→ What is being asked
Find the lines below that contain "mirroring" and tally them. Return only the total.

(Saved entries)

== Segment start ==

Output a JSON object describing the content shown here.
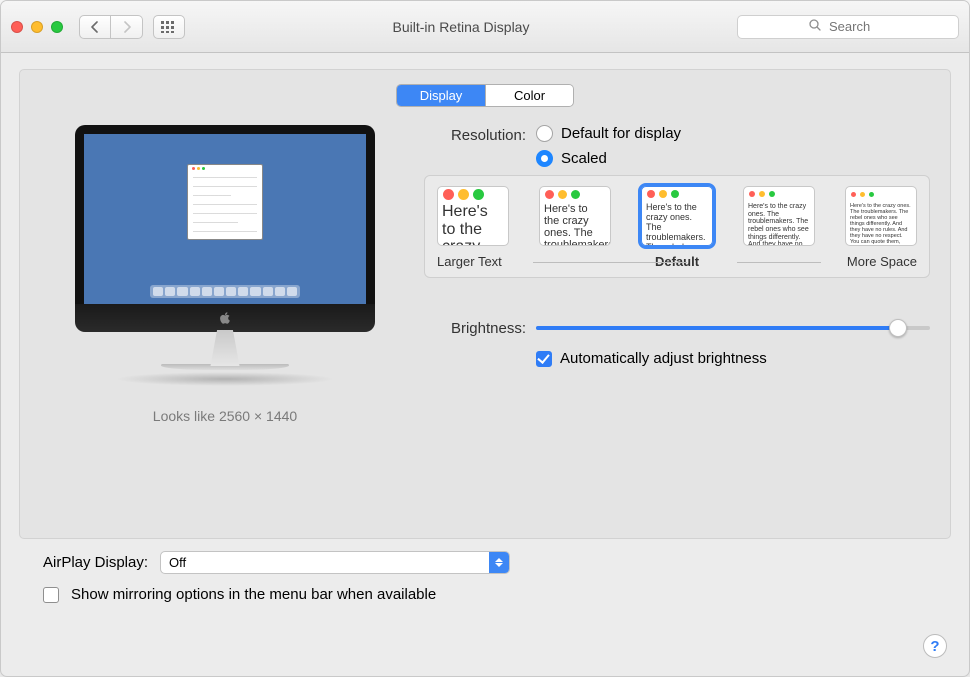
{
  "window": {
    "title": "Built-in Retina Display"
  },
  "search": {
    "placeholder": "Search"
  },
  "tabs": {
    "display": "Display",
    "color": "Color",
    "active": "display"
  },
  "preview": {
    "looks_like": "Looks like 2560 × 1440"
  },
  "resolution": {
    "label": "Resolution:",
    "option_default": "Default for display",
    "option_scaled": "Scaled",
    "selected": "scaled",
    "scale_labels": {
      "left": "Larger Text",
      "center": "Default",
      "right": "More Space"
    },
    "thumbs_sample": "Here's to the crazy ones. The troublemakers. The rebel ones who see things differently. And they have no rules. And they have no respect. You can quote them, disagree with them. About the only thing. Because they change things.",
    "selected_index": 2
  },
  "brightness": {
    "label": "Brightness:",
    "value_percent": 92,
    "auto_label": "Automatically adjust brightness",
    "auto_checked": true
  },
  "airplay": {
    "label": "AirPlay Display:",
    "value": "Off"
  },
  "mirroring": {
    "label": "Show mirroring options in the menu bar when available",
    "checked": false
  }
}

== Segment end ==

→ Reply
2